American Studies professor gives Boca Mag a History Lesson
Published Nov. 02, 2009
The October issue of Boca Raton Magazine prominently featured Robert Watson, coordinator of Lynn’s American Studies program since 2007, and esteemed author and renowned presidential and political historian, in an exclusive interview with reporter Marie Speed.
In addition to weighing in on questions about the state of the nation – both past and present – Watson also answered some more personal questions, including names the “Top three things in the bucket list.” According to Watson, his bucket list items include: “Taking my kids to the Grand Canyon, a series of lectures in Europe [and taking my kids], and I’d like to sit down and have an hour with Obama.”
In his interview with Speed, Watson discussed his role as an American Studies scholar and the overall importance of history. He also pointed to the lack of civil discourse, identifying it as America’s greatest threat. Watson even named the individuals he believes are the three best, and the three worst, American presidents in history.
His answer: “The best were Washington, Lincoln and Truman.
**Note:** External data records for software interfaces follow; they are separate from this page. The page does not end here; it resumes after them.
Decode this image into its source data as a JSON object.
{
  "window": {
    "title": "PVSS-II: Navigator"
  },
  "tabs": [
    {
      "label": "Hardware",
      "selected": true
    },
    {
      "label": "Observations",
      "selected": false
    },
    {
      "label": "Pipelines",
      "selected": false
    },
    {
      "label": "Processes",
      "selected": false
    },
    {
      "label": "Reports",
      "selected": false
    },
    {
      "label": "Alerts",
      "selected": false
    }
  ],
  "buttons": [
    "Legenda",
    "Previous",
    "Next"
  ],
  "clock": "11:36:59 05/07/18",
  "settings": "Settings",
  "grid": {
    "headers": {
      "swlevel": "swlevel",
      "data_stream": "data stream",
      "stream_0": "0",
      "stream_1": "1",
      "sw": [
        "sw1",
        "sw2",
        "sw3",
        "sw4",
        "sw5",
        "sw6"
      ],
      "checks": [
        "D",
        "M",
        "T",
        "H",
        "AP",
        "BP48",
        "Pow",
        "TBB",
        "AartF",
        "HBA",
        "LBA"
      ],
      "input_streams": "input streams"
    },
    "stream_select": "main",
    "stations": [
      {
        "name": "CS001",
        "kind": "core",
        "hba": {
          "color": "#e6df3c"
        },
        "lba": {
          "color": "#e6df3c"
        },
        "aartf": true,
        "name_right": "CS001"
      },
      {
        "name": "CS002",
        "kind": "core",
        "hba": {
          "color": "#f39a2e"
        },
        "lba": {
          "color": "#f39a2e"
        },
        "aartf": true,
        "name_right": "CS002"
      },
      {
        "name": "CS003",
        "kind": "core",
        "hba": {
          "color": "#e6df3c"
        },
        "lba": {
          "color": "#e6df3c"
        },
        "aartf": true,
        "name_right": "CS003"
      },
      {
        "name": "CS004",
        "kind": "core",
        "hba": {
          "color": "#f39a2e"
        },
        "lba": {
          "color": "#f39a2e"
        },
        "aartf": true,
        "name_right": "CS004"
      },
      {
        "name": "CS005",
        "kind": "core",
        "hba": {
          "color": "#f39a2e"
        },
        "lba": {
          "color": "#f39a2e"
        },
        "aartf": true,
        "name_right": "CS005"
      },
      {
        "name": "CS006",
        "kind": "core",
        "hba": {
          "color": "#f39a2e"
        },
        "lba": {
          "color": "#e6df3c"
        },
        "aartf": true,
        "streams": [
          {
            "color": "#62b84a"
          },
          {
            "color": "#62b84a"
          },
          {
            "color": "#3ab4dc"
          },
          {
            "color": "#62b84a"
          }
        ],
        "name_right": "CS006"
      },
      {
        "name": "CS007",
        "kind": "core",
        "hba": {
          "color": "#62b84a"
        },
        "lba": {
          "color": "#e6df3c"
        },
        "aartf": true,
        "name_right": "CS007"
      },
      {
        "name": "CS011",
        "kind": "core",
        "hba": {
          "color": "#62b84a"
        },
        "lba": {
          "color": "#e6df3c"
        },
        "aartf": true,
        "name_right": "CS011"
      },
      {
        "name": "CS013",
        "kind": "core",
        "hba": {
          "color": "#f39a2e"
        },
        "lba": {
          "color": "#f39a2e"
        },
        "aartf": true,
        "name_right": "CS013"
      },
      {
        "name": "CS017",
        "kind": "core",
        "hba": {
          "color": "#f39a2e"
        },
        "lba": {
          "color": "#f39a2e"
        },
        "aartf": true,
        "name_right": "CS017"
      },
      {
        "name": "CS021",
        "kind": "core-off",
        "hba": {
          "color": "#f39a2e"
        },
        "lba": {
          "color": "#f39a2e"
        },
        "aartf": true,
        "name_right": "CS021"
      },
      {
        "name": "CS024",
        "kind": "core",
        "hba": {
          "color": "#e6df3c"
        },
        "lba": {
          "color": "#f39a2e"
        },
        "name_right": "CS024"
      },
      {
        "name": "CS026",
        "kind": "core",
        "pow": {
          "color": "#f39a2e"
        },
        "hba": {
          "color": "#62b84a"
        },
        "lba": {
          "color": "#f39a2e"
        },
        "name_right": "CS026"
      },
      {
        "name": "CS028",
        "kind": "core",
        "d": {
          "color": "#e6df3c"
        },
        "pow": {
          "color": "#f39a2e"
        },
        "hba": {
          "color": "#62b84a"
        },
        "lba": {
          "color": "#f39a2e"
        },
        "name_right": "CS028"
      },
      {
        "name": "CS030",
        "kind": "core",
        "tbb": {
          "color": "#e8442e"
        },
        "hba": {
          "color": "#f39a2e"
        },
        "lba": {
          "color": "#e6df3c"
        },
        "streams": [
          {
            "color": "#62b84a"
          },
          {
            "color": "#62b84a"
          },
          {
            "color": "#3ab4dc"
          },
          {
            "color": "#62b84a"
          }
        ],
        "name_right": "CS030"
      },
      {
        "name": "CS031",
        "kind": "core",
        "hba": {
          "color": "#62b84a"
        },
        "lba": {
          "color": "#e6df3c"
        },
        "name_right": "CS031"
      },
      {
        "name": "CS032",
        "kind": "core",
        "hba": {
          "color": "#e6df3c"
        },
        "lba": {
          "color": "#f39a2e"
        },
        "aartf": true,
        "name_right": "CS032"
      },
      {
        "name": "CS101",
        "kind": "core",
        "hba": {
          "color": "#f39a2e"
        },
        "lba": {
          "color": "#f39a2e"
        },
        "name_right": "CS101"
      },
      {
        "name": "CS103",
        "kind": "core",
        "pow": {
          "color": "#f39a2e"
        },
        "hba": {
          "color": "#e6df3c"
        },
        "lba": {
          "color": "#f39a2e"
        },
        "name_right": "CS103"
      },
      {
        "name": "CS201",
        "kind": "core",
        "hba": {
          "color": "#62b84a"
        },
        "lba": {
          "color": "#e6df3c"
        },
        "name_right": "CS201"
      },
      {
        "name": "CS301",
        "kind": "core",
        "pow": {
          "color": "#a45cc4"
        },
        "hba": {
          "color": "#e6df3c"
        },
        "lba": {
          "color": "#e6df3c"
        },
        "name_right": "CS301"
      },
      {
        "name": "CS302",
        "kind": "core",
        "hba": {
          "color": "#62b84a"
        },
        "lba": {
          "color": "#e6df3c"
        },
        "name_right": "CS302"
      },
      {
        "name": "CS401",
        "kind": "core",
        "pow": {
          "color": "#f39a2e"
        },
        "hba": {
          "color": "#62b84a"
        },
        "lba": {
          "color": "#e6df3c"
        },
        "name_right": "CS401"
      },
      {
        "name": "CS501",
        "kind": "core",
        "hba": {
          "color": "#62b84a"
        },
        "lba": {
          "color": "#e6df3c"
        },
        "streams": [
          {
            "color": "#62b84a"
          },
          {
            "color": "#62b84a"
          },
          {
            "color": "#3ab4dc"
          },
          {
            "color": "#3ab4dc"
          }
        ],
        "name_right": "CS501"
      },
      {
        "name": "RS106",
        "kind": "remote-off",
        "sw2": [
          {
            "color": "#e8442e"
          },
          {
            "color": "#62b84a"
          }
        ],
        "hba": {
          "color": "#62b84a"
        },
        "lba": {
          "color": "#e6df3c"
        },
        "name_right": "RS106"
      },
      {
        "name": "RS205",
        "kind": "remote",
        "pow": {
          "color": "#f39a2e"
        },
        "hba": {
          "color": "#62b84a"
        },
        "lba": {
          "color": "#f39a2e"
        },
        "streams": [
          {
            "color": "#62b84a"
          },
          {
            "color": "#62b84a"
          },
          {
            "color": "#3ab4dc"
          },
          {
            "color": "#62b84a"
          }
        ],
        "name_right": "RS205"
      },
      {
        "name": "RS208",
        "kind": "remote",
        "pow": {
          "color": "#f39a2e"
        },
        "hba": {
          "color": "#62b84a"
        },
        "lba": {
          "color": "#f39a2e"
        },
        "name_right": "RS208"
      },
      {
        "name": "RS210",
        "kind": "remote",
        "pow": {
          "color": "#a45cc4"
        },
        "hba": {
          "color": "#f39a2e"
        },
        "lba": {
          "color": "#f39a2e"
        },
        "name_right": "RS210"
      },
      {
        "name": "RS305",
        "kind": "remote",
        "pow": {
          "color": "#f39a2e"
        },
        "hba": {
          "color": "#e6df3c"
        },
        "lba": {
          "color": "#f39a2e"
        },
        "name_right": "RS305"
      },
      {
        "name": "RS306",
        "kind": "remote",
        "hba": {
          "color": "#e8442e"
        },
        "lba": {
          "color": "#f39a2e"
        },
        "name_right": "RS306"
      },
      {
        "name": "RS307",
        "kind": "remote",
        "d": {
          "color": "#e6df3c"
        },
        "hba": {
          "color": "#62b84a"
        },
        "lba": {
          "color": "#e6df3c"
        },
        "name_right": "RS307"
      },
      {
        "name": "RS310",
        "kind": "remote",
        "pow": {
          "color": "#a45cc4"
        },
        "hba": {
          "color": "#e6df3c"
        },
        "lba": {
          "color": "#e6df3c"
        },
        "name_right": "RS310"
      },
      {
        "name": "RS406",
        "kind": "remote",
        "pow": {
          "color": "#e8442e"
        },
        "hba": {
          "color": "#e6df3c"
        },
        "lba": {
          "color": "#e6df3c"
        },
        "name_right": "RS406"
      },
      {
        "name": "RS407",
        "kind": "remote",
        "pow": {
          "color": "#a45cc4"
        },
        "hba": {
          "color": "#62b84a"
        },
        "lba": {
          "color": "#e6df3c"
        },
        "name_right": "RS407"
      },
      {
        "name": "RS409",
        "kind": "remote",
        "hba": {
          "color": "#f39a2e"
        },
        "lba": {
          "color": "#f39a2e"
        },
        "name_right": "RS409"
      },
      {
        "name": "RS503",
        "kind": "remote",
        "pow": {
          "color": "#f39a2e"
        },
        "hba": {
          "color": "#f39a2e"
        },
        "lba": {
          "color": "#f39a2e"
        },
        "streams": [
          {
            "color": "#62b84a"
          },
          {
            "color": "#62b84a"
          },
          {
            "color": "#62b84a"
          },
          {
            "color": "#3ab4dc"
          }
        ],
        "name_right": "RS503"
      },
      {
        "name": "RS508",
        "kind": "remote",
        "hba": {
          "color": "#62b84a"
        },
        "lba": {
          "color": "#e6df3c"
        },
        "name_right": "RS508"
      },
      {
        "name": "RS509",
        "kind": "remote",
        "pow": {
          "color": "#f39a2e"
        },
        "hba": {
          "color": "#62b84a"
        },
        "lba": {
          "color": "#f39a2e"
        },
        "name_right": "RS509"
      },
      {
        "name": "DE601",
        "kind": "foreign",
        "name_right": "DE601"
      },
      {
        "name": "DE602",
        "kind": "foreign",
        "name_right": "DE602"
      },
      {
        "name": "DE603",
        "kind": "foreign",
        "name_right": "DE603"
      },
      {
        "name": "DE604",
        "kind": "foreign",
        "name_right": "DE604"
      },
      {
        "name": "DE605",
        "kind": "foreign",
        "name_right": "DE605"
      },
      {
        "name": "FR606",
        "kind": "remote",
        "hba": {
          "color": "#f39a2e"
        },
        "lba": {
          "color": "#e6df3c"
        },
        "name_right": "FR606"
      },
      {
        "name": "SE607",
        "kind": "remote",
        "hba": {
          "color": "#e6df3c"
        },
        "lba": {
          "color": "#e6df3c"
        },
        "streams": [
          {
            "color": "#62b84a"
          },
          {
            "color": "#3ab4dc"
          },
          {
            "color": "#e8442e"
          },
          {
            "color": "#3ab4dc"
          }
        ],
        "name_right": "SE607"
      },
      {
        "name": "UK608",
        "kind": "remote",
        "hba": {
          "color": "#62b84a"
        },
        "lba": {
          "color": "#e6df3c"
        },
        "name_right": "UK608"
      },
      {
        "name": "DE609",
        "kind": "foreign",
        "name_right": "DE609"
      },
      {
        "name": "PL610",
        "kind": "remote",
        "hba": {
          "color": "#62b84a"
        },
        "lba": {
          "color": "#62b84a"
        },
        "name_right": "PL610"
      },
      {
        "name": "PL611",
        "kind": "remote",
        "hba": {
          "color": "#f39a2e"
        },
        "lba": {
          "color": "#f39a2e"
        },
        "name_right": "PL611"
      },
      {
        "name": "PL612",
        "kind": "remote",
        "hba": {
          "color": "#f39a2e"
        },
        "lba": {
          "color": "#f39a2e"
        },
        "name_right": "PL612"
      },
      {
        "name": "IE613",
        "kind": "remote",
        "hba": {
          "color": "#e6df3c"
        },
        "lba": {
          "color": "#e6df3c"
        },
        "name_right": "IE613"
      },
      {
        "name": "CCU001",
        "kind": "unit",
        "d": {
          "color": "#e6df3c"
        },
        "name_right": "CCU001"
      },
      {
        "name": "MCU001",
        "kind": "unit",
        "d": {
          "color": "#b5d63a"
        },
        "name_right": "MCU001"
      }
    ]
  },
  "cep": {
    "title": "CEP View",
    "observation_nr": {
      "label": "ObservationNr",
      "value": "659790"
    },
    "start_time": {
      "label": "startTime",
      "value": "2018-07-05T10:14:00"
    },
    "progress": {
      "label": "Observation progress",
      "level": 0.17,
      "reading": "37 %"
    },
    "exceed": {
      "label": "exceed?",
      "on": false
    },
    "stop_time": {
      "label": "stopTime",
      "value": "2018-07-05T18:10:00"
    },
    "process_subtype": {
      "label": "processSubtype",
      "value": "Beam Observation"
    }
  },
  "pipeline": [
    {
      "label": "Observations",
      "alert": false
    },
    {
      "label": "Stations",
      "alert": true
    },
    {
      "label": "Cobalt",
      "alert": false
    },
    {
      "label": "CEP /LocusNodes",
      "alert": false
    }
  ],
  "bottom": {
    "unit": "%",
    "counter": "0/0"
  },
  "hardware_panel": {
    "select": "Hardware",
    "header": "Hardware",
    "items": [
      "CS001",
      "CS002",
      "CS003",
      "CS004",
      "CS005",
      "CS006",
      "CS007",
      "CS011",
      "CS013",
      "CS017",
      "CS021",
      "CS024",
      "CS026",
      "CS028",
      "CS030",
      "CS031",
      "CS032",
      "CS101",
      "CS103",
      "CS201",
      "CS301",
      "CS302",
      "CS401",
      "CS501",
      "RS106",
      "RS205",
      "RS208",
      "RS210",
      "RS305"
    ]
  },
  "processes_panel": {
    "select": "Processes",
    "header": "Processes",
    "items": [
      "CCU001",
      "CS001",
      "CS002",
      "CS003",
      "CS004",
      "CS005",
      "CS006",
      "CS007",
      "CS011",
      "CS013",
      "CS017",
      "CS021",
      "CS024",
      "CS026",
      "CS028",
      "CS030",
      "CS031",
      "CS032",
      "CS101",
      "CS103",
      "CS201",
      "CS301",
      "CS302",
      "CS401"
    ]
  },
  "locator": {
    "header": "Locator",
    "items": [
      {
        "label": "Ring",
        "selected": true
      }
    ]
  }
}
All three were uneducated, all three were common, all three understood people.” And as for the three worst American presidents, Watson points to Warren Harding, James Buchanan and Andrew Jackson. “All three were poorly read, a bit lazy and a bit thin-skinned; in the presidency you need rhinoceros skin,” said Watson.
Read the full interview in the October issue of Boca Raton Magazine and see more of the exclusive interview online.
Watson is one of the foremost experts and authors on first ladies, presidents, and Florida politics and voting issues. Each year, Watson hosts the American Studies Series on campus that brings politicians and political issues to campus. In this role, Watson is frequently interviewed by local and national TV, print and radio media outlets including CNN, MSNBC, USA Today and The New York Times, addressing topics surrounding the first ladies of today, yesterday and tomorrow, how history may judge President Bush (and the war on terrorism) and how past White House scandals have not affected the nation.